The “safer-at-home” order, which was set to expire on Friday, Dec. 11, remains the same as its preceding order, barring the mask extension.
“I am asking that the citizens of Alabama use the common sense that the Lord gave them,” said Ivey. “I’m not trying to be Governor MeeMaw like social media may suggest.”
Ivey’s reasoning behind the extension is due to the current spike in cases that the state has seen over the course of the past month.
According to the Alabama Department of Public Health, there have been 41,430 confirmed cases in the state over the past 14 days, with over 120,000 more that have been tested. There have also been approximately 3,985 deaths from the virus in the state thus far, with 460 more probable.
As for Jacksonville State University and the surrounding area, the university is reporting 38 cases being tracked through its dashboard as of Wednesday. Calhoun County is reporting 1,206 positive cases over the past 14 days with 51 hospitalizations from the virus.
Both Ivey and Scott Harris, the state health officer, said that these are “dark days” for the state regarding the pandemic and that the numbers in the state are similar to how they appeared in July.
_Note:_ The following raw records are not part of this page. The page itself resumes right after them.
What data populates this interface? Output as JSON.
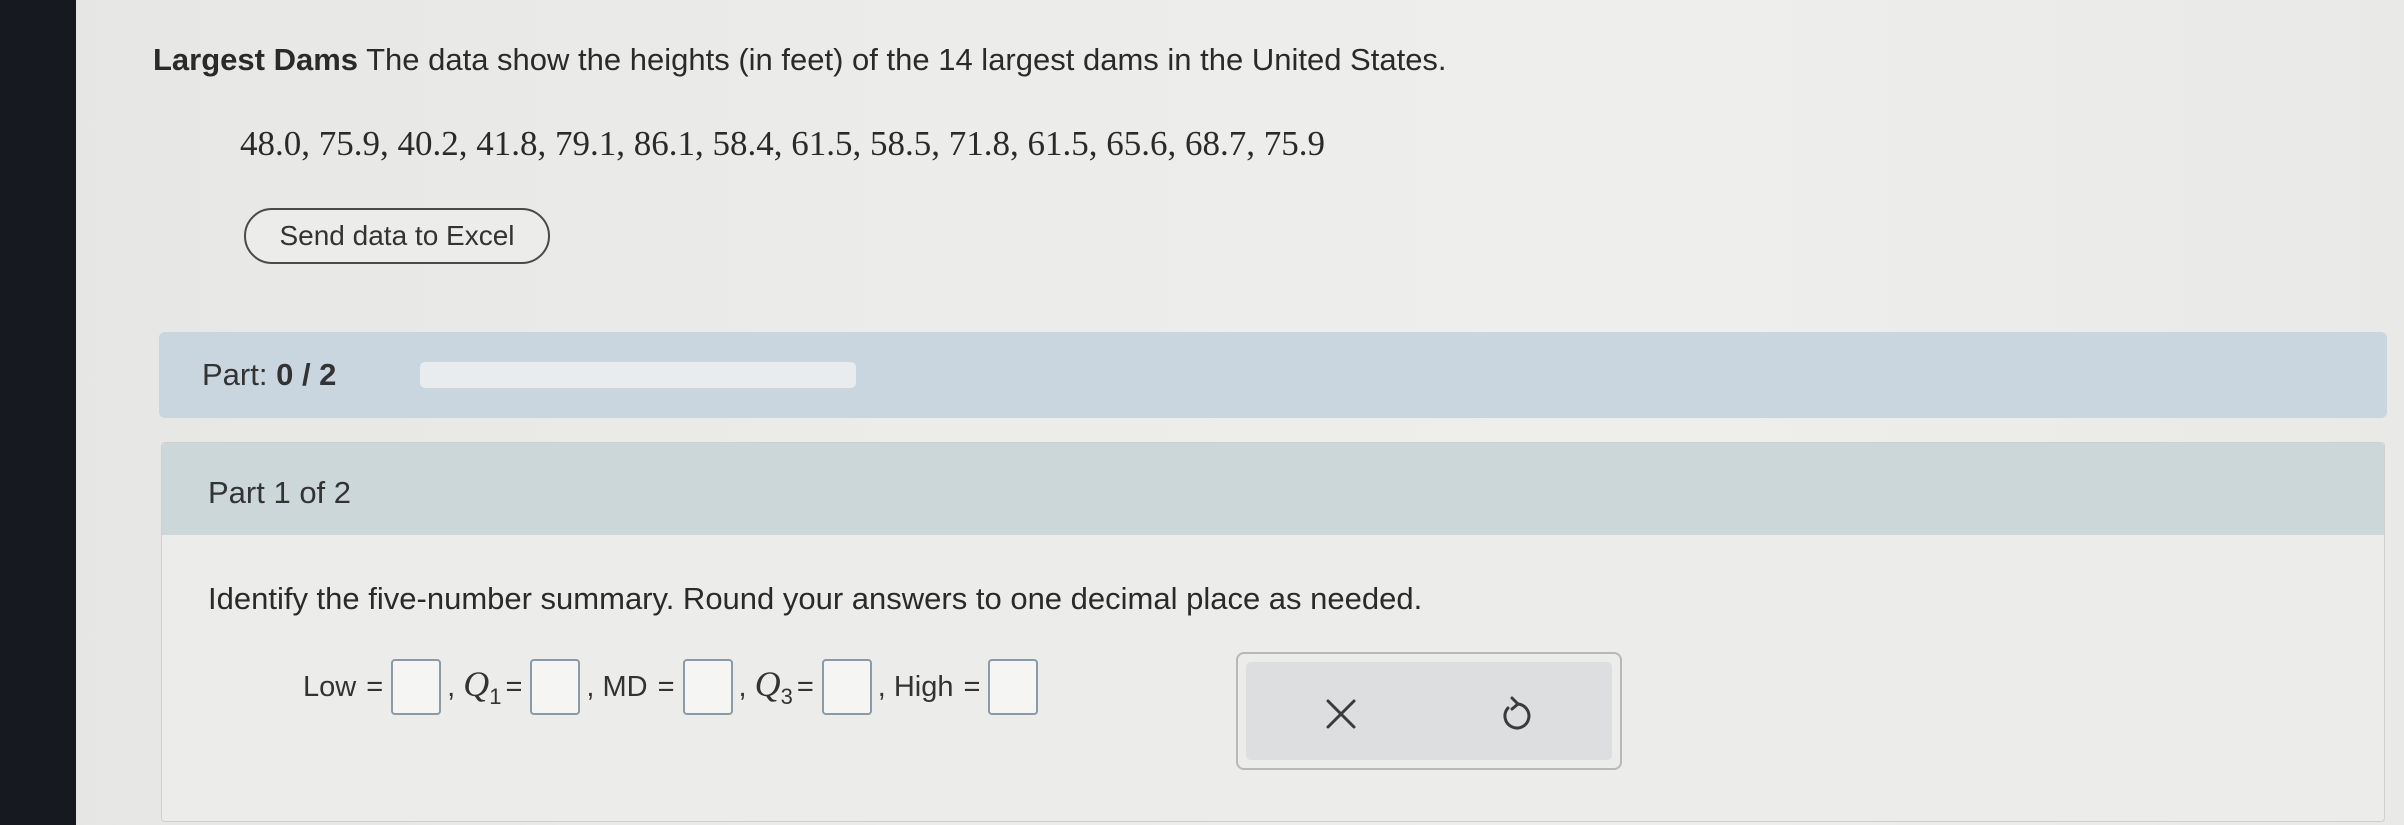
{
  "problem": {
    "title_bold": "Largest Dams",
    "title_text": " The data show the heights (in feet) of the 14 largest dams in the United States.",
    "data_values": "48.0, 75.9, 40.2, 41.8, 79.1, 86.1, 58.4, 61.5, 58.5, 71.8, 61.5, 65.6, 68.7, 75.9",
    "excel_button_label": "Send data to Excel"
  },
  "progress": {
    "label": "Part: ",
    "value_text": "0 / 2",
    "fraction": 0
  },
  "part": {
    "header": "Part 1 of 2",
    "instruction": "Identify the five-number summary. Round your answers to one decimal place as needed."
  },
  "answers": {
    "low_label": "Low",
    "q1_label": "Q",
    "q1_sub": "1",
    "md_label": "MD",
    "q3_label": "Q",
    "q3_sub": "3",
    "high_label": "High",
    "equals": "=",
    "comma": ","
  },
  "actions": {
    "clear_icon": "close-icon",
    "undo_icon": "undo-icon"
  },
  "colors": {
    "part_bar": "#c9d6df",
    "part_header": "#ccd7d9",
    "input_border": "#8a9aa6"
  }
}
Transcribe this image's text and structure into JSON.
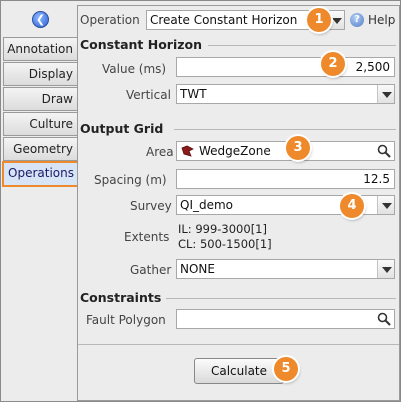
{
  "sidebar": {
    "back_icon": "back-arrow-icon",
    "tabs": [
      {
        "label": "Annotation"
      },
      {
        "label": "Display"
      },
      {
        "label": "Draw"
      },
      {
        "label": "Culture"
      },
      {
        "label": "Geometry"
      },
      {
        "label": "Operations",
        "active": true
      }
    ]
  },
  "header": {
    "operation_label": "Operation",
    "operation_value": "Create Constant Horizon",
    "help_label": "Help"
  },
  "constant_horizon": {
    "title": "Constant Horizon",
    "value_label": "Value (ms)",
    "value": "2,500",
    "vertical_label": "Vertical",
    "vertical_value": "TWT"
  },
  "output_grid": {
    "title": "Output Grid",
    "area_label": "Area",
    "area_value": "WedgeZone",
    "spacing_label": "Spacing (m)",
    "spacing_value": "12.5",
    "survey_label": "Survey",
    "survey_value": "QI_demo",
    "extents_label": "Extents",
    "extents_il": "IL: 999-3000[1]",
    "extents_cl": "CL: 500-1500[1]",
    "gather_label": "Gather",
    "gather_value": "NONE"
  },
  "constraints": {
    "title": "Constraints",
    "fault_polygon_label": "Fault Polygon",
    "fault_polygon_value": ""
  },
  "actions": {
    "calculate_label": "Calculate"
  },
  "badges": [
    "1",
    "2",
    "3",
    "4",
    "5"
  ],
  "colors": {
    "accent_orange": "#ee8a2c",
    "active_tab_bg": "#d6e4f5"
  }
}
Harris said that the COVID-19 vaccine will hopefully be in the state — pending authorization from the Food and Drug Administration — by early next week. However, the state has plans to slowly distribute them due to the storage conditions of the specific vaccine the state will acquire.
“The Pfizer vaccine is required to be kept at around negative 80 degrees, and only a handful of areas in the state can support that,” said Harris. “We will be getting shipments of approximately 950 vaccines at a time.”
While the state will be starting out with the Pfizer vaccine, Harris explained that the Moderna vaccine will also be making its way to the state soon, and that no one should be charged to get the vaccine because it is coming to the state through a federal grant.
Harris also reminds Alabamians that the Pfizer vaccine is to be taken in two doses, and that nursing homes and health care workers will receive priority once the state can distribute them.
While these groups have the immediate priority, however, it may be as late as early summer 2021 before the average Alabamian has access to the vaccine, as it may not be available in large quantities to the state until then.